Fall is approaching and the snow in the mountains is gone, temperatures are warm, and water levels in local streams and rivers are low. Snowpack and precipitation continue to be below normal and temperatures are above normal, causing a strain on local water supplies, impacting fish habitat and water quality. For many, water shortages are an inconvenience. For others, it will affect their livelihood. Now is the time to implement water conservation practices at home.
Each of us can help keep more water in area rivers and streams and improve conditions for the farms, fish and wildlife that make use of this limited resource. For many of us, the simplest place to conserve water is in our landscapes. The following tips can help you increase your water efficiency and eliminate water waste.
Irrigate early in the day between 4-9 a.m. when evaporation is lowest. The next best time is after 8 p.m. at night. Avoid watering on windy days.
Water infrequently but deeply. This promotes growth of deep root systems so plants can withstand longer dry periods and stay healthy.
Regularly check for leaky or broken sprinklers, hoses, and water lines and fix them promptly.
Never apply water faster than it can be absorbed. Sloped areas are tricky to water effectively. Contour around each plant to create a water well or use terracing.
For new landscapes, choose native, drought-tolerant plants or eco-lawns for future water savings and less maintenance.
Consider letting your lawn go dormant for the rest of the summer.

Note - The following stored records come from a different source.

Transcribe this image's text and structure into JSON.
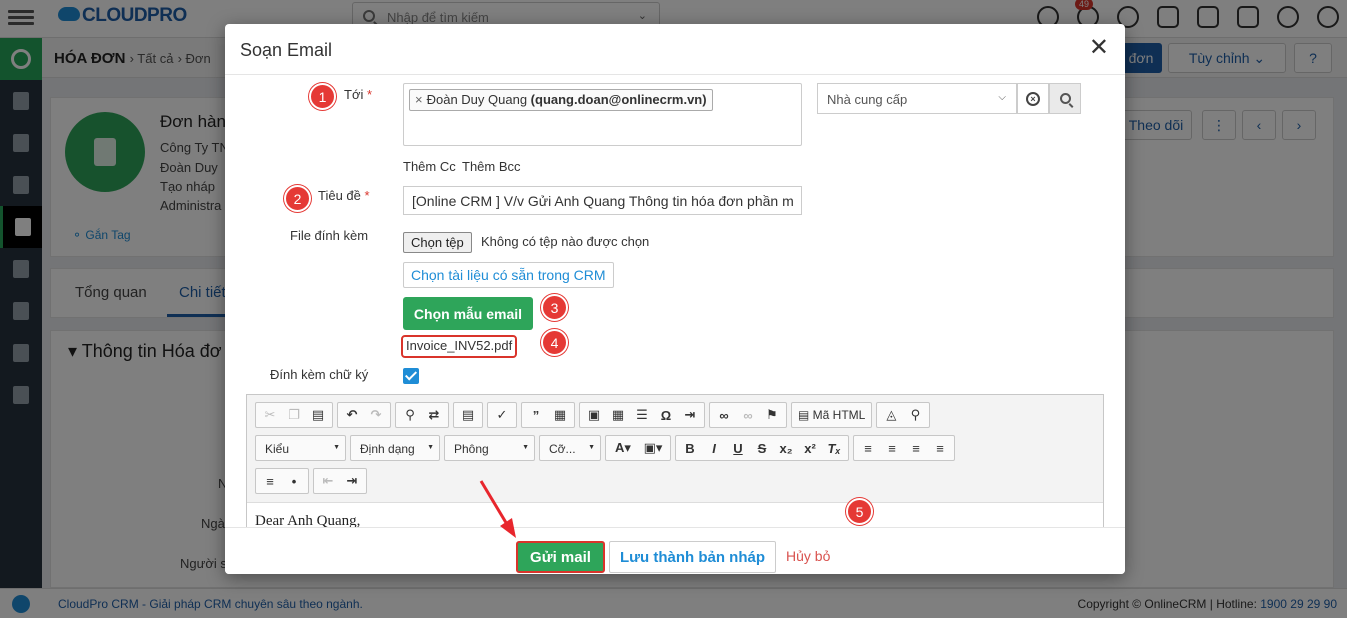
{
  "app": {
    "brand_logo": "CLOUDPRO",
    "search_placeholder": "Nhập để tìm kiếm",
    "notification_count": "49",
    "breadcrumb_module": "HÓA ĐƠN",
    "breadcrumb_all": "Tất cả",
    "breadcrumb_item": "Đơn",
    "btn_add": "đơn",
    "btn_customize": "Tùy chỉnh",
    "btn_follow": "Theo dõi",
    "record_title": "Đơn hàn",
    "record_lines": [
      "Công Ty TN",
      "Đoàn Duy",
      "Tạo nháp",
      "Administra"
    ],
    "tag_link": "Gắn Tag",
    "tabs": [
      "Tổng quan",
      "Chi tiết"
    ],
    "section_title": "Thông tin Hóa đơ",
    "bg_labels": [
      "N",
      "Ngà",
      "Người s"
    ]
  },
  "footer": {
    "left": "CloudPro CRM - Giải pháp CRM chuyên sâu theo ngành.",
    "right_text": "Copyright © OnlineCRM | Hotline:",
    "hotline": "1900 29 29 90"
  },
  "modal": {
    "title": "Soạn Email",
    "to_label": "Tới",
    "to_recipient_name": "Đoàn Duy Quang",
    "to_recipient_email": "(quang.doan@onlinecrm.vn)",
    "recipient_type": "Nhà cung cấp",
    "add_cc": "Thêm Cc",
    "add_bcc": "Thêm Bcc",
    "subject_label": "Tiêu đề",
    "subject_value": "[Online CRM ] V/v Gửi Anh Quang Thông tin hóa đơn phần m",
    "attachment_label": "File đính kèm",
    "choose_file": "Chọn tệp",
    "no_file": "Không có tệp nào được chọn",
    "choose_crm_doc": "Chọn tài liệu có sẵn trong CRM",
    "choose_template": "Chọn mẫu email",
    "attached_file": "Invoice_INV52.pdf",
    "signature_label": "Đính kèm chữ ký",
    "signature_checked": true,
    "editor": {
      "source_label": "Mã HTML",
      "style_combo": "Kiểu",
      "format_combo": "Định dạng",
      "font_combo": "Phông",
      "size_combo": "Cỡ...",
      "body_text": "Dear Anh Quang,"
    },
    "send": "Gửi mail",
    "save_draft": "Lưu thành bản nháp",
    "cancel": "Hủy bỏ",
    "step_markers": [
      "1",
      "2",
      "3",
      "4",
      "5"
    ]
  },
  "colors": {
    "primary_green": "#2ea55a",
    "link_blue": "#1f8dd6",
    "highlight_red": "#e53935"
  }
}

It will green up again once the rains start.
Use drip irrigation or micro-sprinklers instead of overhead or impact sprinklers. You will save water and minimize plant diseases caused by wetting the leaves of your plants.
Redirect sprinklers to avoid hitting the pavement. Watering pavement is a waste.
Remove weeds regularly and use a weed barrier such as mulch material, bark, or landscape fabric. Weeds compete with desirable plants for water.
Mulch your plants. Mulch helps conserve moisture while suppressing weeds.
Wash your car on your lawn rather than driveway and concrete surfaces. The grass will help filter the water so that soap doesn’t enter waterways and your lawn will get watered at the same time.
Please join the effort to keep our creeks, rivers, and streams healthy.
Conservation Districts are local, non-regulatory, public agencies charged with assisting landowners and residents with responsible natural resource management and stewardship. Hood River Soil and Water Conservation District in Hood River, Wasco County Soil and Water Conservation District in the Dalles, and Underwood Conservation District in White Salmon are available to assist with a variety of natural resource issues, including soil health, water quality, fish habitat, wildfire risk, forest management, noxious weeds, pollinators, wildlife, livestock and agriculture.
Heather Hendrixson is District Manager, Hood River SWCD.